Jesus is the Lord: and apart from the means it instituted to this end, we
never would have known the fact, and therefore could never have stated it.
Tn this sense, still, no man can say that Jesus is the Lord but by the Holy
Spirit, but this is a very different sense from the orthodox sense which requires
that God shall inspire us before we can know His truth, although He
has sent us inspired preachers for the very purpose of causing us to know
that faith might come by hearing their word. Furthermore, the people who
claim to be thus inspired, it is easy to show, do not confess the truth revealed
by the Spirit concerning the Lordship ofJesus in many important elements.
We must take care, while steering clear of the atheistical philosophy of
ancient and modern times, not to run into mistakes in the opposite direction,
which are only a little less ruinous. Paul's remarks on the unity in diversity of the gifts of the Spirit may also be understood as a reply to the same class of objectors, while furnishing information useful to those not in that position. When the official brethren of the ecclesia claimed, in the controversies that arose, to speak with authority in the name of the Spirit amongst them, the caviller of the class in question, of whom so many specimens are to be found in modern times, might well be supposed to say, " You talk of the Spirit; and you point to the various

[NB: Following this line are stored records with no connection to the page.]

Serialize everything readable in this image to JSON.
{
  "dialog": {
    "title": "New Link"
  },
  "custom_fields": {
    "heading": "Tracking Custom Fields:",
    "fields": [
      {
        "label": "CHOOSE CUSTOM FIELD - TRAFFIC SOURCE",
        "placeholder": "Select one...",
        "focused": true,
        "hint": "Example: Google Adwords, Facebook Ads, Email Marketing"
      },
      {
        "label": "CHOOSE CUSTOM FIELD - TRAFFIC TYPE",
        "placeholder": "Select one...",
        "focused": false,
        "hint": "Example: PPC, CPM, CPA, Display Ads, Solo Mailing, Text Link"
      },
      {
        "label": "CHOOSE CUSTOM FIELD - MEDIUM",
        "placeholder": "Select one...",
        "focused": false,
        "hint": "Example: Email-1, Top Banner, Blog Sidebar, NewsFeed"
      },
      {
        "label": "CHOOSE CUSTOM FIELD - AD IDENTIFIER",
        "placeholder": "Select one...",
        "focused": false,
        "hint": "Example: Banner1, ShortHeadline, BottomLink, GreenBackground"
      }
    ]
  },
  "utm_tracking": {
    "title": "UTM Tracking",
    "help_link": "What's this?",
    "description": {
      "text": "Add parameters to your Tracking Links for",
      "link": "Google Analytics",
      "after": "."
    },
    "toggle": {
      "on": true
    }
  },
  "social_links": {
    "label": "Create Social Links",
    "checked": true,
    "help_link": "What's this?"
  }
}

Put it under a microscope, or test it with chemics, and you can discern no difference in the constitution of the nerve-fibre of the ear, eye, nose, tongue, or skin. And the vital energy developed from the blood by the secerning vessels, and supplied to these various functions, is exactly the same.; different manifestations, but the same spirit." Go wider still. Range the